Unlike their previous meeting, Prime Minister Malcolm Turnbull and broadcaster Alan Jones’ on-air face-off on Wednesday morning remained a decent, cool and calm discussion.
In 2014, the duo had an extremely heated argument on the Alan Jones radio show and accused each other of being “bomb throwers.” As a result, the Australian population awaited the debate to see how it goes this time, according to The Sydney Morning Herald. Surprisingly, the face-off went well with both the prime minister and the broadcaster coming onto a neutral agreement.
Here are some of the valuable takeaways from the face-off.
The public expected the face-off to exhibit the same level of aggression as it did in June 2014. Jones knew what the masses expected. Hence, he already specified that they won’t get to see what they were waiting for. “For those of you expecting some kind of brawl, forget it. It won’t happen,” he told his 2GB listeners. “This is an election campaign and it is a very serious matter and I will be focusing, as we always do on this program, on policy.”
Jones asked the PM about the outstanding debt of around $85 billion which the government plans to use in forward estimates. He asked how he would manage the expenditure when Australia already suffers nine deficits in a row. Turnbull agreed that “it is a slog” but a developing or growing economy is the answer to the question. Turnbull said the government would work to foster the economic condition and also enhance job opportunities to achieve the budget goals.
On the question whether the government had any hidden agenda relating to negative gearing, the prime minister indicated a positive sign. He said following Labor’s negative gearing scheme would put restrictions on the economic freedom. It would put a ban on every asset one has except new house expenditures.
The government’s $1.6 million cap on tax-free super earnings was described as “really toxic” by Jones. To this, the PM defended his scheme and said that the reforms made to superannuation schemes are “fair and well-targeted.”

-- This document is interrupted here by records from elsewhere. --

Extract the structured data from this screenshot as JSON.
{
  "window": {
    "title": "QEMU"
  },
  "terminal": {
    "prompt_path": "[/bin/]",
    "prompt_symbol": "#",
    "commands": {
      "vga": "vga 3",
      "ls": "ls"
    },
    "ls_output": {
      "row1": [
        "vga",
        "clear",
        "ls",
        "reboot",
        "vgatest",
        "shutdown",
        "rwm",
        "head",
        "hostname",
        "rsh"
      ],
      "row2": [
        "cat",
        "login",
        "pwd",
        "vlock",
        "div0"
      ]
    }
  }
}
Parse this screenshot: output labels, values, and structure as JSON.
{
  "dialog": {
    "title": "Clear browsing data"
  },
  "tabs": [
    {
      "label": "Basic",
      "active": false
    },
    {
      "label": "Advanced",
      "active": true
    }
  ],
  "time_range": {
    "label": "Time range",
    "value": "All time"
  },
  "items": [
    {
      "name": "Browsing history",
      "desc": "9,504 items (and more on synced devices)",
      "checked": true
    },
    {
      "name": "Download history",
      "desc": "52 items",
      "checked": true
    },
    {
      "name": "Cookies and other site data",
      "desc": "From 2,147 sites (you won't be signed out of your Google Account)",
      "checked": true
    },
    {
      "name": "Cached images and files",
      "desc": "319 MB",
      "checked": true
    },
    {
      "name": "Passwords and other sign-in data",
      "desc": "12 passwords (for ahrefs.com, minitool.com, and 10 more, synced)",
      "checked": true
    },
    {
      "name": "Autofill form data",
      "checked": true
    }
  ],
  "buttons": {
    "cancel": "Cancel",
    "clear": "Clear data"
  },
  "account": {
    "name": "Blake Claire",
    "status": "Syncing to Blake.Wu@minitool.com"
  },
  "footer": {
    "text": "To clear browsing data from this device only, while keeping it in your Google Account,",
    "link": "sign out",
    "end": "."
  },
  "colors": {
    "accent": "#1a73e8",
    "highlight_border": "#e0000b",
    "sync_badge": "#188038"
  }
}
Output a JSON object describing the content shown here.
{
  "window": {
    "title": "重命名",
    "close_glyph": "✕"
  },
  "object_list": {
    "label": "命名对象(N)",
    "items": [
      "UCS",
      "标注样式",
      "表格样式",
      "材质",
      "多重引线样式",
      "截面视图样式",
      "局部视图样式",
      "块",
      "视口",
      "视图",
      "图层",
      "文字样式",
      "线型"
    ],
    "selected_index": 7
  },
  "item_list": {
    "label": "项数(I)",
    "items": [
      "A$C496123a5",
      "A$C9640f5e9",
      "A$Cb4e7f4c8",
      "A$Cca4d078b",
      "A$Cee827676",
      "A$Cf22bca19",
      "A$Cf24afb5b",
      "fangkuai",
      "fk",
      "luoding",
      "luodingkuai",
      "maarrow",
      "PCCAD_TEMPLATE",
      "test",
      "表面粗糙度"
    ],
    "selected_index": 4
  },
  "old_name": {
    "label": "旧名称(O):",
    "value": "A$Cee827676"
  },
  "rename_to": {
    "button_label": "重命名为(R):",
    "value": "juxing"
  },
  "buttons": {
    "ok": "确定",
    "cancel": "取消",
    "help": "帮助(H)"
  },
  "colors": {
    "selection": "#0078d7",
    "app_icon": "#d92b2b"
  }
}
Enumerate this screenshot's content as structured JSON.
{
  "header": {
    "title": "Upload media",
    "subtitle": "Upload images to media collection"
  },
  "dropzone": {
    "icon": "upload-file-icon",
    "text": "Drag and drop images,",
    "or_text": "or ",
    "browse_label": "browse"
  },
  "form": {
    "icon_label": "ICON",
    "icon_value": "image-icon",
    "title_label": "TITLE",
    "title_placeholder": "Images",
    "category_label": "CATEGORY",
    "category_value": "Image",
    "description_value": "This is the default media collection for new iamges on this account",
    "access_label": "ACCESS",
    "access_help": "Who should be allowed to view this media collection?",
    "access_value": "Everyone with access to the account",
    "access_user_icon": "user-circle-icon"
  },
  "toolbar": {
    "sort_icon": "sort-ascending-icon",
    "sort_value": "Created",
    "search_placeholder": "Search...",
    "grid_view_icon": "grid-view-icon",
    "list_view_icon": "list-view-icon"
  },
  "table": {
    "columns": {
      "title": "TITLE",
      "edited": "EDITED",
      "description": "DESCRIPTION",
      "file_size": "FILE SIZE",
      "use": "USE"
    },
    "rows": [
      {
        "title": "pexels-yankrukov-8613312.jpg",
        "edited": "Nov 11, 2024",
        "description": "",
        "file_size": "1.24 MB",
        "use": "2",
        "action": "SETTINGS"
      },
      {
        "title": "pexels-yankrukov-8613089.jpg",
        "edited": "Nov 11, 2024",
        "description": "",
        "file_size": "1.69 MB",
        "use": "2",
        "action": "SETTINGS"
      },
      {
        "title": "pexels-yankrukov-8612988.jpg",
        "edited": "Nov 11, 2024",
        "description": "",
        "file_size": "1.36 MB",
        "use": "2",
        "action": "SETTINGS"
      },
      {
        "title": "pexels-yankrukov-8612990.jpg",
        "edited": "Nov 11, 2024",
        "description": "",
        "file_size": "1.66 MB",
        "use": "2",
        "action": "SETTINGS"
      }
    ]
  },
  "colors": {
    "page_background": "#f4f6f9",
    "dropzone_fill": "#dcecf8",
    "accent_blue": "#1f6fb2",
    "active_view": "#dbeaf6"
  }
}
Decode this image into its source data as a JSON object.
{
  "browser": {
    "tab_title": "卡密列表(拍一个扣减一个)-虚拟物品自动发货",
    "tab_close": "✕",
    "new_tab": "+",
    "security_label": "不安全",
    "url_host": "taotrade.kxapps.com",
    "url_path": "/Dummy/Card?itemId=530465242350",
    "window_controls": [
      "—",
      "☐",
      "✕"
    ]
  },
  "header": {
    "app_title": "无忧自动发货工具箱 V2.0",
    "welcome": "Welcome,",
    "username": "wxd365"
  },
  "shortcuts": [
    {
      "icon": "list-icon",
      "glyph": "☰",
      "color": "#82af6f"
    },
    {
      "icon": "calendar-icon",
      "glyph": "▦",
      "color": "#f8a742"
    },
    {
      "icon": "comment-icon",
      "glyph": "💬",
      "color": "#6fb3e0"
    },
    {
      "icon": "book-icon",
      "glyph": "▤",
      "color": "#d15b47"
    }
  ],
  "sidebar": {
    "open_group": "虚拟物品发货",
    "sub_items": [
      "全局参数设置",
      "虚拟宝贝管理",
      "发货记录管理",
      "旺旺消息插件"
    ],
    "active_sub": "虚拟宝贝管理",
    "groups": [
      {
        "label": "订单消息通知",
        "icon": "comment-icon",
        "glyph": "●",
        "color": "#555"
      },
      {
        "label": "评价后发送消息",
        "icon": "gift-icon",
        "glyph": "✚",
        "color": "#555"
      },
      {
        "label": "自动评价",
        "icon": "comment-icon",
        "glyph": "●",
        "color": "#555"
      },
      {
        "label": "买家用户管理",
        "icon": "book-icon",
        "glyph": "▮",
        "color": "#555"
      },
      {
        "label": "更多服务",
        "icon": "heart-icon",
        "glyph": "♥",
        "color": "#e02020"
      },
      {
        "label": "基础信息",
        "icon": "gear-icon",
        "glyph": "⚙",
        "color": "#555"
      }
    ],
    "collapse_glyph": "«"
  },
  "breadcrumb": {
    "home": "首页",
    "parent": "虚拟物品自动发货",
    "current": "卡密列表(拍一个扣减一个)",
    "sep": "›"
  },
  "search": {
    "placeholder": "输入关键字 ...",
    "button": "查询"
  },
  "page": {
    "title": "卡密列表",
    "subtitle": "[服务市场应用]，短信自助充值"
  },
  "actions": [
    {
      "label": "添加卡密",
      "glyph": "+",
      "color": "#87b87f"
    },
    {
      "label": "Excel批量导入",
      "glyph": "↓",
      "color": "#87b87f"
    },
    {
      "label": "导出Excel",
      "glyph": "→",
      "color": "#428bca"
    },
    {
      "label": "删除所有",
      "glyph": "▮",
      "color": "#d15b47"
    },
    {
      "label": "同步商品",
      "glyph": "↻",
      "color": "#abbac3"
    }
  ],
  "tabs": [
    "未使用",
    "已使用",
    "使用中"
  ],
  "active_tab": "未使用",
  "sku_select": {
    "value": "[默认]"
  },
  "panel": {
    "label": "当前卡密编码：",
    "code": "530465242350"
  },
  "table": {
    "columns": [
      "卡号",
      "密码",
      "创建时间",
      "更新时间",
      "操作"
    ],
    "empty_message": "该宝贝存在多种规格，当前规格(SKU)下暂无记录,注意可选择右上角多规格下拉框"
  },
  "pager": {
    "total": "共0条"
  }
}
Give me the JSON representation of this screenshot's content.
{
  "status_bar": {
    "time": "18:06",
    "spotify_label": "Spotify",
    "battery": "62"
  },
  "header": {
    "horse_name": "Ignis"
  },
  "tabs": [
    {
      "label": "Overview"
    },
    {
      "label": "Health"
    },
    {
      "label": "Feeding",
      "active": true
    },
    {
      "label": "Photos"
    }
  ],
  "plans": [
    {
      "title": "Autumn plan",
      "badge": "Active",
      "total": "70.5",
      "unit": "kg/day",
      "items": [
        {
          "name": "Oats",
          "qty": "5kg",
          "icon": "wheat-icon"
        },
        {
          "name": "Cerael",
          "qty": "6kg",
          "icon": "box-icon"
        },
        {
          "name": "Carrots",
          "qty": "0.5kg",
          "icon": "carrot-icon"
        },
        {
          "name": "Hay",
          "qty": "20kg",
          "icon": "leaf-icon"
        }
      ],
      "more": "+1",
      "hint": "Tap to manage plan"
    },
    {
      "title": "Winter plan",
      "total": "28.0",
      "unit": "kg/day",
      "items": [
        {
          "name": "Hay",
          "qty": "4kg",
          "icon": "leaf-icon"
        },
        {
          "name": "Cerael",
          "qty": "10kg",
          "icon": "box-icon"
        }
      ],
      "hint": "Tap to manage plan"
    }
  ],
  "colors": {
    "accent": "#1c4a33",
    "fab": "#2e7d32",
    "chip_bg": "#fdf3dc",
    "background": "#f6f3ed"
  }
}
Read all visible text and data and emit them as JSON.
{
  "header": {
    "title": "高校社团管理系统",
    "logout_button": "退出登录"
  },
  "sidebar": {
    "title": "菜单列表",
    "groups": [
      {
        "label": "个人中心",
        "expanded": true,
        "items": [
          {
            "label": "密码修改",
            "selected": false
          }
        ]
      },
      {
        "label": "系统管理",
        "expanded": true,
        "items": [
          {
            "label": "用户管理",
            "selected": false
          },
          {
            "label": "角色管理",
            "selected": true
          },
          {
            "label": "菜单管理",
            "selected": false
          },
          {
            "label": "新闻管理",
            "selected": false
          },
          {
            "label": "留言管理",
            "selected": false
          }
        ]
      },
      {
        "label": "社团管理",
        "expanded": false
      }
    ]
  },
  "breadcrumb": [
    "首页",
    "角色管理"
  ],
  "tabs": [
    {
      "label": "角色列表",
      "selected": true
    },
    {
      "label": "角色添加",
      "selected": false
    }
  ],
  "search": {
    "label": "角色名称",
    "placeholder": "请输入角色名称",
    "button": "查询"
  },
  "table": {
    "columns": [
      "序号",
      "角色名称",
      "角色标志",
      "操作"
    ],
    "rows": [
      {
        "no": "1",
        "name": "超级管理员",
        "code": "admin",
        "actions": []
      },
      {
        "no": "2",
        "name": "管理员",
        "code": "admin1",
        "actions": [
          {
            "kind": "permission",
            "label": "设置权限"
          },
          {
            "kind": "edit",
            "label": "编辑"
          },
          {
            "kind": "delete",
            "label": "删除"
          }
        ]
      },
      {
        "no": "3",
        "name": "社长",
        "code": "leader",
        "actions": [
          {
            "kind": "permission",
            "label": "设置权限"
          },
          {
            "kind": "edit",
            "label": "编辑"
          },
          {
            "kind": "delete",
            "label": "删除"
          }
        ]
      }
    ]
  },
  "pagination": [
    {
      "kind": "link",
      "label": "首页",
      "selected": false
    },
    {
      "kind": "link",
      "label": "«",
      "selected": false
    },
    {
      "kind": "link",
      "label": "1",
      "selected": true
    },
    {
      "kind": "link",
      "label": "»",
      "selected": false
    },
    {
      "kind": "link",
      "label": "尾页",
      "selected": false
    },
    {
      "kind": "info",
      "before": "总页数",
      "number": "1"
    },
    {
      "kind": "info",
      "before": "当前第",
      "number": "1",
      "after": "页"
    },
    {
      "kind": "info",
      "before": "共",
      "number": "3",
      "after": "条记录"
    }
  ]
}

Jones asked the prime minister about the Safe Schools program where teenage girls role-play and get to know about lesbian lifestyles. The Reporter mentioned PM Malcolm Turnbull as saying that there are changes that have been made into the programme started by Labor during their reign to ensure compulsory involvement of parents into the programme.